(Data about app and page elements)
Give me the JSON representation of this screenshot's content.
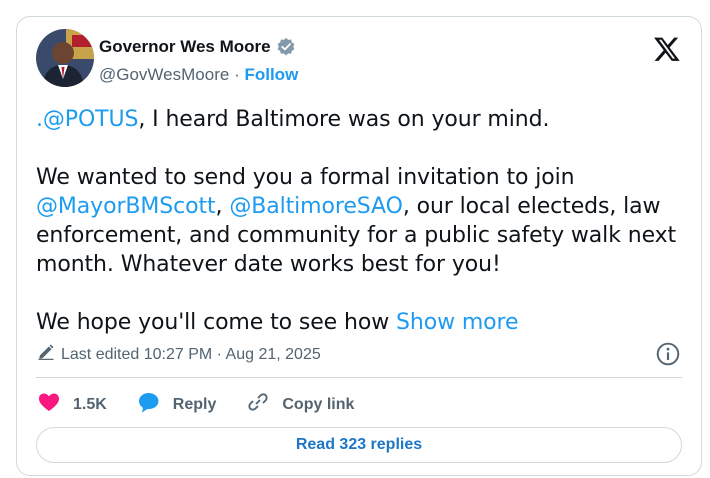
{
  "author": {
    "name": "Governor Wes Moore",
    "handle": "@GovWesMoore",
    "separator": "·",
    "follow_label": "Follow"
  },
  "tweet": {
    "line1_mention": ".@POTUS",
    "line1_rest": ", I heard Baltimore was on your mind.",
    "p2_start": "We wanted to send you a formal invitation to join ",
    "p2_mention1": "@MayorBMScott",
    "p2_comma": ", ",
    "p2_mention2": "@BaltimoreSAO",
    "p2_rest": ", our local electeds, law enforcement, and community for a public safety walk next month. Whatever date works best for you!",
    "p3_text": "We hope you'll come to see how ",
    "show_more": "Show more"
  },
  "meta": {
    "edited_label": "Last edited 10:27 PM · Aug 21, 2025"
  },
  "actions": {
    "like_count": "1.5K",
    "reply_label": "Reply",
    "copy_label": "Copy link"
  },
  "footer": {
    "read_replies_label": "Read 323 replies"
  },
  "colors": {
    "accent": "#1d9bf0",
    "like": "#f91880",
    "muted": "#536471"
  }
}
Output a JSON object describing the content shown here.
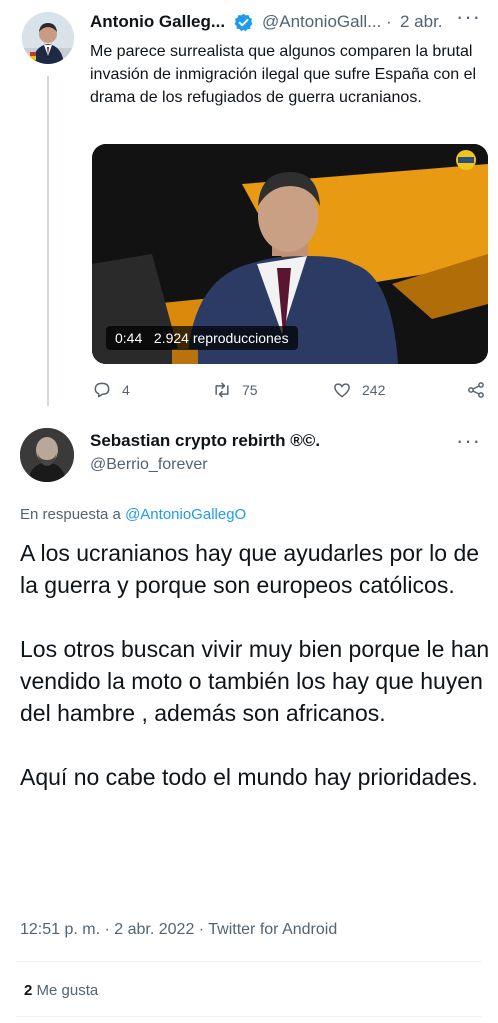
{
  "parent_tweet": {
    "author_name": "Antonio Galleg...",
    "author_handle": "@AntonioGall...",
    "separator": "·",
    "date": "2 abr.",
    "text": "Me parece surrealista que algunos comparen la brutal invasión de inmigración ilegal que sufre España con el drama de los refugiados de guerra ucranianos.",
    "video_duration": "0:44",
    "video_views": "2.924 reproducciones",
    "reply_count": "4",
    "retweet_count": "75",
    "like_count": "242",
    "icons": [
      "more-icon",
      "verified-icon",
      "reply-icon",
      "retweet-icon",
      "like-icon",
      "share-icon"
    ]
  },
  "reply_tweet": {
    "author_name": "Sebastian crypto rebirth ®©.",
    "author_handle": "@Berrio_forever",
    "in_reply_prefix": "En respuesta a",
    "in_reply_mention": "@AntonioGallegO",
    "paragraphs": [
      "A los ucranianos hay que ayudarles por lo de la guerra y porque son europeos católicos.",
      "Los otros buscan vivir muy bien porque le han vendido la moto o también los hay que huyen del hambre , además son africanos.",
      "Aquí no cabe todo el mundo hay prioridades."
    ],
    "meta": "12:51 p. m. · 2 abr. 2022 · Twitter for Android",
    "likes_count": "2",
    "likes_label": "Me gusta"
  },
  "colors": {
    "text": "#0f1419",
    "secondary": "#536471",
    "link": "#1d9bf0",
    "verified": "#1d9bf0",
    "divider": "#eff3f4"
  }
}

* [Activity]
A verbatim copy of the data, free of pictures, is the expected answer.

* [Expected answer]
Give me the JSON representation of this screenshot's content.
{
  "author": {
    "name": "Governor Wes Moore",
    "handle": "@GovWesMoore",
    "separator": "·",
    "follow_label": "Follow"
  },
  "tweet": {
    "line1_mention": ".@POTUS",
    "line1_rest": ", I heard Baltimore was on your mind.",
    "p2_start": "We wanted to send you a formal invitation to join ",
    "p2_mention1": "@MayorBMScott",
    "p2_comma": ", ",
    "p2_mention2": "@BaltimoreSAO",
    "p2_rest": ", our local electeds, law enforcement, and community for a public safety walk next month. Whatever date works best for you!",
    "p3_text": "We hope you'll come to see how ",
    "show_more": "Show more"
  },
  "meta": {
    "edited_label": "Last edited 10:27 PM · Aug 21, 2025"
  },
  "actions": {
    "like_count": "1.5K",
    "reply_label": "Reply",
    "copy_label": "Copy link"
  },
  "footer": {
    "read_replies_label": "Read 323 replies"
  },
  "colors": {
    "accent": "#1d9bf0",
    "like": "#f91880",
    "muted": "#536471"
  }
}
Output a JSON object describing the content shown here.
{
  "parent_tweet": {
    "author_name": "Antonio Galleg...",
    "author_handle": "@AntonioGall...",
    "separator": "·",
    "date": "2 abr.",
    "text": "Me parece surrealista que algunos comparen la brutal invasión de inmigración ilegal que sufre España con el drama de los refugiados de guerra ucranianos.",
    "video_duration": "0:44",
    "video_views": "2.924 reproducciones",
    "reply_count": "4",
    "retweet_count": "75",
    "like_count": "242",
    "icons": [
      "more-icon",
      "verified-icon",
      "reply-icon",
      "retweet-icon",
      "like-icon",
      "share-icon"
    ]
  },
  "reply_tweet": {
    "author_name": "Sebastian crypto rebirth ®©.",
    "author_handle": "@Berrio_forever",
    "in_reply_prefix": "En respuesta a",
    "in_reply_mention": "@AntonioGallegO",
    "paragraphs": [
      "A los ucranianos hay que ayudarles por lo de la guerra y porque son europeos católicos.",
      "Los otros buscan vivir muy bien porque le han vendido la moto o también los hay que huyen del hambre , además son africanos.",
      "Aquí no cabe todo el mundo hay prioridades."
    ],
    "meta": "12:51 p. m. · 2 abr. 2022 · Twitter for Android",
    "likes_count": "2",
    "likes_label": "Me gusta"
  },
  "colors": {
    "text": "#0f1419",
    "secondary": "#536471",
    "link": "#1d9bf0",
    "verified": "#1d9bf0",
    "divider": "#eff3f4"
  }
}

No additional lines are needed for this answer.